Since the courts have long held that products of nature are patentable once isolated or manipulated by man, the District Court decision of Judge Sweet in the “Myriad” case1 that isolated or manipulated genes are not patentable and the subsequent appeal of that decision to the Court of Appeals for the Federal Circuit (CAFC) 2 has prompted considerable legal debate. While the CAFC should issue its decision shortly, there is every expectation that the Myriad case will be appealed to the Supreme Court, further prolonging current uncertainties as to the patentability of isolated and manipulated genes. Given this uncertainty, those who seek or hold patents directed to isolated or recombinant nucleic acids should adopt strategies to protect their intellectual property irrespective of what the courts ultimately decide.

In developing strategies for patenting genes post-Myriad, potential Court holdings ranging from the most to least restrictive can be anticipated and addressed. Patent applicants have a wide array of options for meeting post-Myriad patentability criteria that might be imposed by the courts while preserving their rights to pre-Myriad claims if patentability of isolated or manipulated genes is ultimately maintained. At one extreme of the spectrum of potential outcomes is a scenario where the District Court decision is upheld in full, rendering claims to both genes in general and “isolated” genes in particular unpatentable. If the District Court decision is upheld and composition claims to genes are held to be unpatentable, methods of using genes should still be patentable if they meet the Bilski4 requirements (i.e. the methods do not comprise “abstract ideas” or “mental steps”). Applicants should thus be certain to claim any methods of using genes or portions of genes to make therapeutic proteins, to diagnose conditions or select traits, to confer useful properties on non-human transgenic organisms, and the like using concrete language that provides for “transformations of matter” or otherwise meets Bilski4 requirements. Nonhuman transgenic organisms should also be claimed since their patentability was upheld in the Supreme Court’s Chakrabarty5 decision. Another potential outcome is that the Courts will hold that claims to genes that have been engineered or otherwise manipulated by man are patentable while genes that are simply “isolated” are unpatentable as advocated by the US Department of Justice in its Amicus Brief3. If this occurs, properly crafted claims to recombinant DNA molecules or cDNAs can distinguish the claimed gene from its naturally occurring form. An additional advantage of claims to recombinant DNA molecules is that they are not subject to the limitation of being “isolated.” However, applicants must distinguish the claimed recombinant DNA molecules from potential prior art recombinant molecules such as clones used in whole genome sequencing projects. At the other extreme of this spectrum of outcomes is the possibility that the lower court decisions are overturned in full, rendering claims to isolated and manipulated genes patentable as per pre-Myriad case law. Claims to isolated DNA may be useful and should thus be maintained in pending applications in the event that Myriad is overturned in full and for any foreign patent application filings.
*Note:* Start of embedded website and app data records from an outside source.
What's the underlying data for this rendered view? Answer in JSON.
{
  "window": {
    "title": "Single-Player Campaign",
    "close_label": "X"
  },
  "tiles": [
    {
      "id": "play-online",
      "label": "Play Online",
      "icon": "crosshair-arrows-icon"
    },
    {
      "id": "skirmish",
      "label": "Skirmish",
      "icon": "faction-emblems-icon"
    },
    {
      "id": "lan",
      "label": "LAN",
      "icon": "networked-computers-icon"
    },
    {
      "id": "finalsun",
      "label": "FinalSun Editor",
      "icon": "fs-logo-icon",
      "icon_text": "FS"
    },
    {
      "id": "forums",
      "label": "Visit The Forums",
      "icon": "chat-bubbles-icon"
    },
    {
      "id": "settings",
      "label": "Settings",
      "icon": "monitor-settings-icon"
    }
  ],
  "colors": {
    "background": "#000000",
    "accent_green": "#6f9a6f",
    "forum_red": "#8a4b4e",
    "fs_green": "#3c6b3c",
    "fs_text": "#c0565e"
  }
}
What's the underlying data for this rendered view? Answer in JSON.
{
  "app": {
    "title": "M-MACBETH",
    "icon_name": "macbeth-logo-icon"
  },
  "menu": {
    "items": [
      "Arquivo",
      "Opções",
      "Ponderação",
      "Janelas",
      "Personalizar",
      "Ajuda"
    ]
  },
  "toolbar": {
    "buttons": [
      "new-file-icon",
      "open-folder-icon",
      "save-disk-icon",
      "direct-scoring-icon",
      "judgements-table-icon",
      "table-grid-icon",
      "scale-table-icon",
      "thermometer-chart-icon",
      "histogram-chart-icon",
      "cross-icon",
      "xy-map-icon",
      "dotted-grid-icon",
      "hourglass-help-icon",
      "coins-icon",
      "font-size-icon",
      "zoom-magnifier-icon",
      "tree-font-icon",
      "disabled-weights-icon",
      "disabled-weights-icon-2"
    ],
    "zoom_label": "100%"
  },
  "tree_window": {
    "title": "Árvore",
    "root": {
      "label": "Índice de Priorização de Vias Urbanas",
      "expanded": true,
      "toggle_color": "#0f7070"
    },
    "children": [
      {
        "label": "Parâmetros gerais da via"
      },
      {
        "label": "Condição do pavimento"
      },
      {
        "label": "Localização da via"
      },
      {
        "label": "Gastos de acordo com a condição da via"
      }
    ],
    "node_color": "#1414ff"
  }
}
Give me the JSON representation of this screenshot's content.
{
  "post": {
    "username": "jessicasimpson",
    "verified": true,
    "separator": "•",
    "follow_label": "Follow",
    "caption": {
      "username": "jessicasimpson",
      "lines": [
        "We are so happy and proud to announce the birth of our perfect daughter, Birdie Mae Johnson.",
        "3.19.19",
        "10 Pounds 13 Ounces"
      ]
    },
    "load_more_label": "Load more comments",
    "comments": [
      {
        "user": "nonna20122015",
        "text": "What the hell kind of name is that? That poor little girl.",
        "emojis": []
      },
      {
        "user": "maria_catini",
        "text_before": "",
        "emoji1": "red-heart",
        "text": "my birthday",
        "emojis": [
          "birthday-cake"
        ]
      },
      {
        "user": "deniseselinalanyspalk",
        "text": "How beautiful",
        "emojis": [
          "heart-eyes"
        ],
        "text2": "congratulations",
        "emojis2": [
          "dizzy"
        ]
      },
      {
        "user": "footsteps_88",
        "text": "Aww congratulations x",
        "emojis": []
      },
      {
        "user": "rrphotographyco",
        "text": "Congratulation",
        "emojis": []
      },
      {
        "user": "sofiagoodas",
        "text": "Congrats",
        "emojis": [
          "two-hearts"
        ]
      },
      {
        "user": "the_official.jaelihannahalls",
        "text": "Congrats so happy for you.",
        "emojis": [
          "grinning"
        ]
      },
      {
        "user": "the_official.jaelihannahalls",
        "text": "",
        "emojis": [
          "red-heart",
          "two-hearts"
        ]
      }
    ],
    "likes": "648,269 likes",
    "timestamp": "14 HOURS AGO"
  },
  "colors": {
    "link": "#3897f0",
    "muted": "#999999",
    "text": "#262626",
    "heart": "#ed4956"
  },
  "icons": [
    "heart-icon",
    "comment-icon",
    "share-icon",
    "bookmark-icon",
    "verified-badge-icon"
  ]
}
Holders of issued U.S. patents with claims directed to isolated or recombinant genes will also need to carefully monitor Myriad and consider seeking reissue of those patents if a ruling adverse to the patentability of such genes is ultimately handed down by the CAFC or the Supreme Court. Reissue provides for correction of patents that are wholly or partly inoperative or invalid when the patentee claims more or less than he or she had a right to claim in the patent under 35 USC §251. Since reissue entails the surrender of the original patent and subsequent examination of the reissue application in the same manner as a non-provisional application, the pros and cons of seeking reissue must be carefully weighed for each case. Furthermore, reissue applicants are only entitled to seek amendments that would broaden claim scope within two years of the grant of the original patent. After two years from grant, reissue applicants can only seek amendments that would maintain or limit claim scope. Turning to a scenario where a patent has claimed “an isolated nucleic acid sequence” and an adverse ruling is ultimately handed down by the appellate courts in Myriad, any amendment that strikes the term “isolated” would likely be viewed as a broadening amendment and thus prohibited after two years from grant of the original patent. Nonetheless, amendments where the term “isolated” is retained but other limitations that further distinguish the claimed nucleic acid from its form as found in nature are added would not likely be viewed as “broadening” the claims and should be permitted.  

Although the ultimate outcome of Myriad may not be decided for some time, those seeking or holding patents directed to isolated or manipulated genes do have a number of viable options for protecting their intellectual property. To paraphrase Samuel L. Clemens’ retort to those who prematurely reported his demise, blanket statements that “gene patents are dead” are an exaggeration. Nonetheless, the potential impact of any decision adverse to the patenting of such genes merits close observation and prudent precautionary actions.